My point in all this is to say that I believe, if we are to be realistic about our ability to make the world a better place, we need to hope big but expect small and not be discouraged. I think we can never know what impact we have on the world, and have to act as if we are making a difference even when everything shouts out at us that we are not.
Horrible things happen all around us all the time. Here in my neighborhood, a young man decided this week he wanted to steal a car and attacked a 72-year old woman and slit her throat in the process. He’s the kind of kid one wants to lock up and throw the key away. I have to wonder if a few more voices speaking in his ear out about kindness and non-violence might have made a difference with this kid before he became the person he is today. And I just watched a program on German television about the several hundred German kids who have gone off to join ISIS in Syria, kids looking for power and identity. No doubt they heard thousands of good people urging them to do good things over the years, to no avail. But maybe just one more voice, with a message spoken at just the right time when they might have taken it in, might have turned them around.
I’m urging this on faith, and faith is not my strong suit. But I’ve seen close elections and I know that sometimes a single vote matters. And that helps convince me that sometimes just putting out a declarative statement about how things are going wrong and how they might be put right might make a difference as well.
God bless the beaters of (apparently, but not necessarily) dead horses, I say. And those who preach to the choir. And those who go on and on till you want to pull their plug and make them go away.
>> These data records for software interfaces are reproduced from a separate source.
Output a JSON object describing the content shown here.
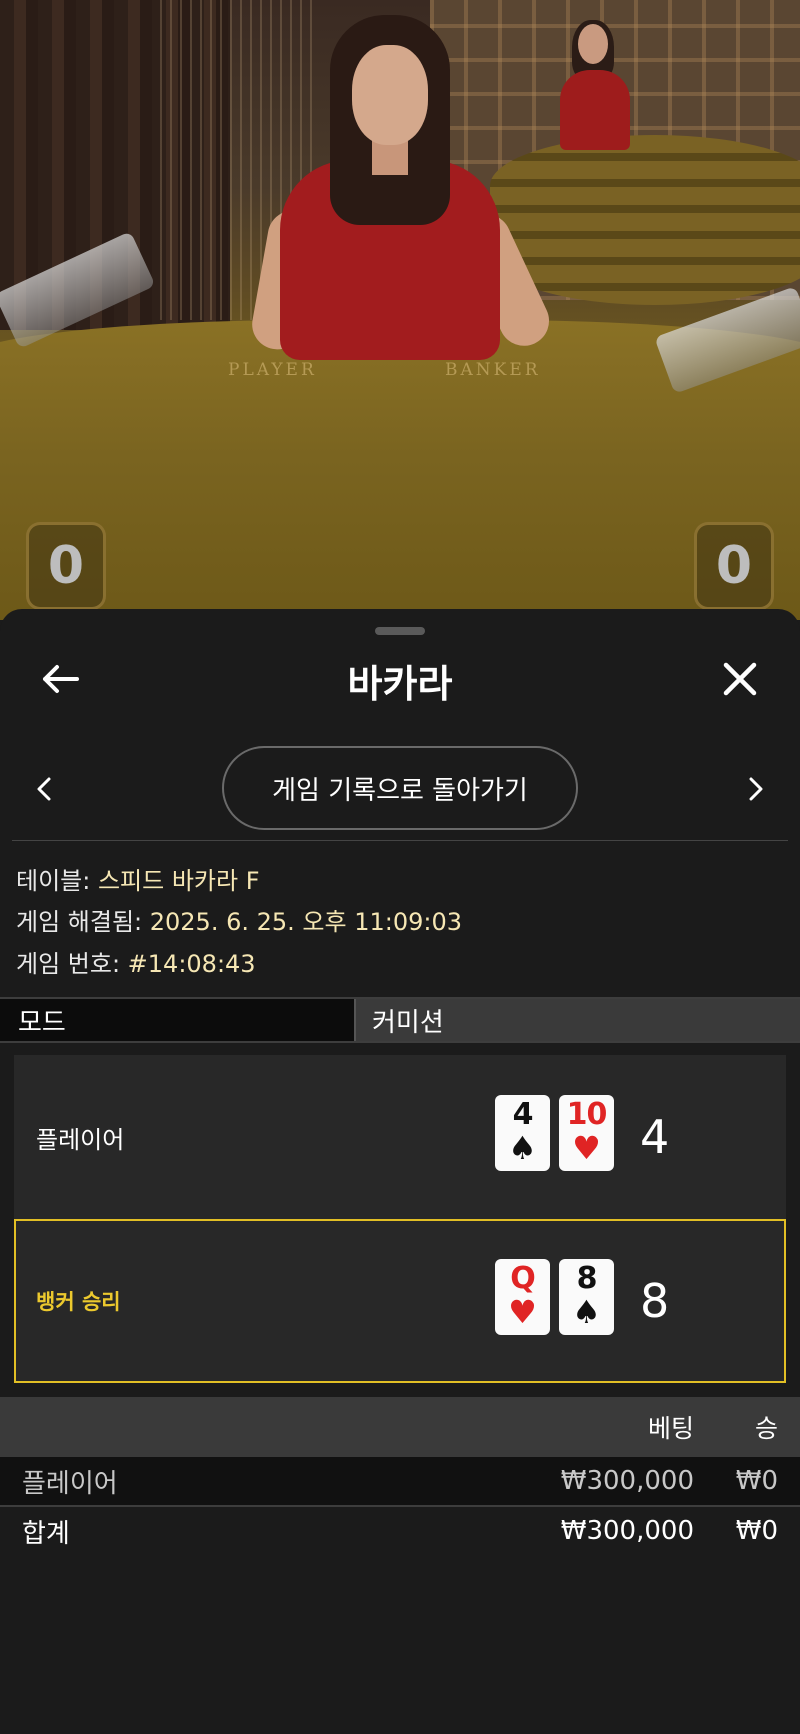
{
  "video": {
    "felt_player": "PLAYER",
    "felt_banker": "BANKER",
    "player_score": "0",
    "banker_score": "0"
  },
  "header": {
    "title": "바카라",
    "back_icon": "arrow-left-icon",
    "close_icon": "close-icon"
  },
  "nav": {
    "back_to_history": "게임 기록으로 돌아가기",
    "prev_icon": "chevron-left-icon",
    "next_icon": "chevron-right-icon"
  },
  "info": {
    "table_label": "테이블: ",
    "table_value": "스피드 바카라 F",
    "resolved_label": "게임 해결됨: ",
    "resolved_value": "2025. 6. 25. 오후 11:09:03",
    "round_label": "게임 번호: ",
    "round_value": "#14:08:43"
  },
  "tabs": {
    "mode": "모드",
    "commission": "커미션"
  },
  "hands": {
    "player": {
      "label": "플레이어",
      "cards": [
        {
          "rank": "4",
          "suit": "♠",
          "color": "black"
        },
        {
          "rank": "10",
          "suit": "♥",
          "color": "red"
        }
      ],
      "total": "4"
    },
    "banker": {
      "label": "뱅커 승리",
      "cards": [
        {
          "rank": "Q",
          "suit": "♥",
          "color": "red"
        },
        {
          "rank": "8",
          "suit": "♠",
          "color": "black"
        }
      ],
      "total": "8"
    }
  },
  "bets": {
    "header_bet": "베팅",
    "header_win": "승",
    "rows": [
      {
        "name": "플레이어",
        "bet": "₩300,000",
        "win": "₩0"
      },
      {
        "name": "합계",
        "bet": "₩300,000",
        "win": "₩0"
      }
    ]
  },
  "colors": {
    "accent_gold": "#ecc92e",
    "info_value": "#f6e7b4",
    "sheet_bg": "#1b1b1b"
  }
}
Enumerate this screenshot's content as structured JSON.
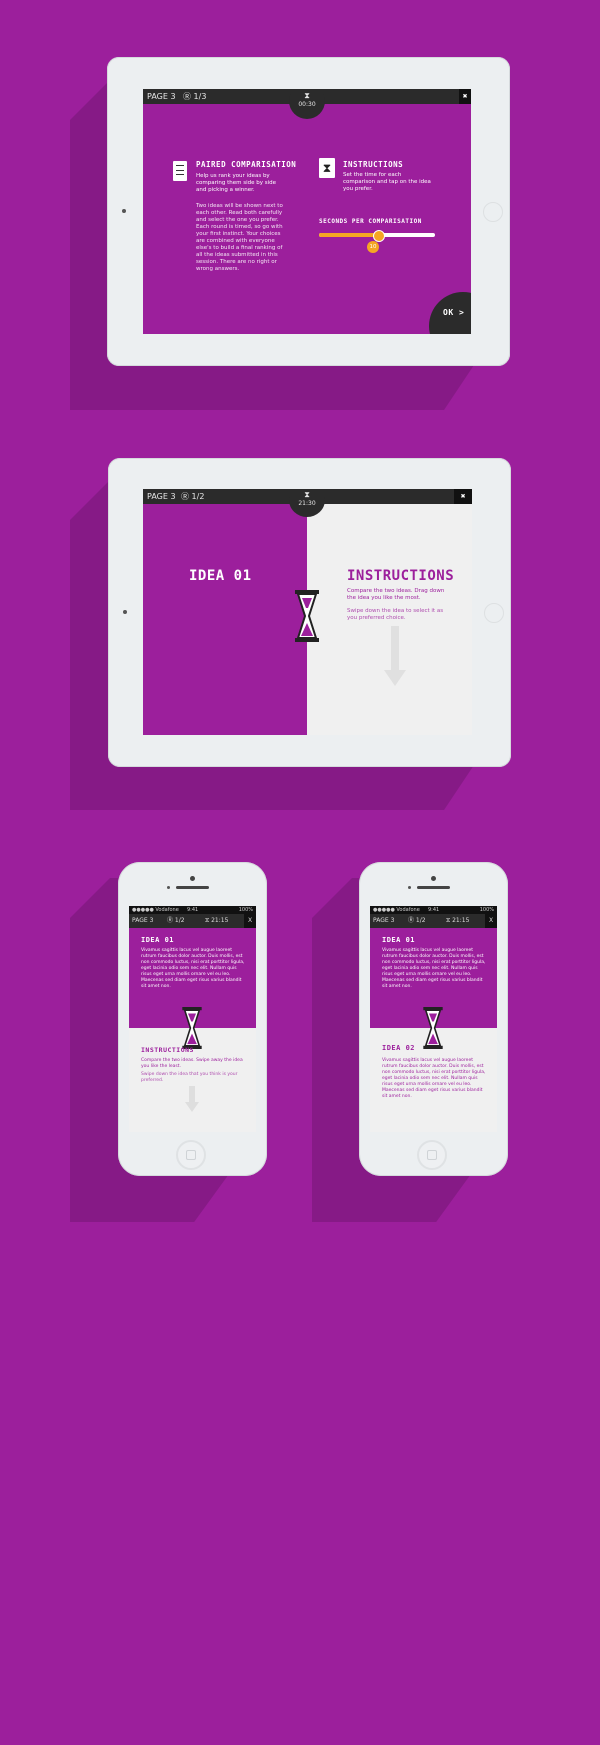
{
  "tablet1": {
    "bar": {
      "page": "PAGE 3",
      "votes": "Ⓡ 1/3",
      "close": "✖"
    },
    "hub": {
      "icon": "hourglass-icon",
      "time": "00:30"
    },
    "paired": {
      "title": "PAIRED COMPARISATION",
      "lead": "Help us rank your ideas by comparing them side by side and picking a winner.",
      "body": "Two ideas will be shown next to each other. Read both carefully and select the one you prefer. Each round is timed, so go with your first instinct. Your choices are combined with everyone else's to build a final ranking of all the ideas submitted in this session. There are no right or wrong answers."
    },
    "instructions": {
      "title": "INSTRUCTIONS",
      "body": "Set the time for each comparison and tap on the idea you prefer."
    },
    "slider": {
      "label": "SECONDS PER COMPARISATION",
      "value": "10",
      "fraction": 0.5
    },
    "ok": "OK >"
  },
  "tablet2": {
    "bar": {
      "page": "PAGE 3",
      "votes": "Ⓡ 1/2",
      "close": "✖"
    },
    "hub": {
      "time": "21:30"
    },
    "idea": "IDEA 01",
    "instructions": {
      "title": "INSTRUCTIONS",
      "line1": "Compare the two ideas. Drag down the idea you like the most.",
      "line2": "Swipe down the idea to select it as you preferred choice."
    }
  },
  "phone1": {
    "status": {
      "carrier": "●●●●● Vodafone",
      "time": "9:41",
      "battery": "100%"
    },
    "bar": {
      "page": "PAGE 3",
      "votes": "Ⓡ 1/2",
      "timer": "⧖ 21:15",
      "close": "X"
    },
    "idea_title": "IDEA 01",
    "idea_text": "Vivamus sagittis lacus vel augue laoreet rutrum faucibus dolor auctor. Duis mollis, est non commodo luctus, nisi erat porttitor ligula, eget lacinia odio sem nec elit. Nullam quis risus eget urna mollis ornare vel eu leo. Maecenas sed diam eget risus varius blandit sit amet non.",
    "instr_title": "INSTRUCTIONS",
    "instr_line1": "Compare the two ideas. Swipe away the idea you like the least.",
    "instr_line2": "Swipe down the idea that you think is your preferred."
  },
  "phone2": {
    "status": {
      "carrier": "●●●●● Vodafone",
      "time": "9:41",
      "battery": "100%"
    },
    "bar": {
      "page": "PAGE 3",
      "votes": "Ⓡ 1/2",
      "timer": "⧖ 21:15",
      "close": "X"
    },
    "idea1_title": "IDEA 01",
    "idea1_text": "Vivamus sagittis lacus vel augue laoreet rutrum faucibus dolor auctor. Duis mollis, est non commodo luctus, nisi erat porttitor ligula, eget lacinia odio sem nec elit. Nullam quis risus eget urna mollis ornare vel eu leo. Maecenas sed diam eget risus varius blandit sit amet non.",
    "idea2_title": "IDEA 02",
    "idea2_text": "Vivamus sagittis lacus vel augue laoreet rutrum faucibus dolor auctor. Duis mollis, est non commodo luctus, nisi erat porttitor ligula, eget lacinia odio sem nec elit. Nullam quis risus eget urna mollis ornare vel eu leo. Maecenas sed diam eget risus varius blandit sit amet non."
  },
  "colors": {
    "background": "#9c1f9c",
    "accent": "#f5a623",
    "dark": "#2b2b2b",
    "light": "#f0f0f0"
  }
}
We, most of us, don’t make waves. We are just drops in the ocean. We don’t run marathons. We move by inches. The opposite of good isn’t always evil. Most of the time, it’s apathy.
We live in the drops and in the inches. And that’s where we ought to try to make a difference.
photo credit: banging pots and pans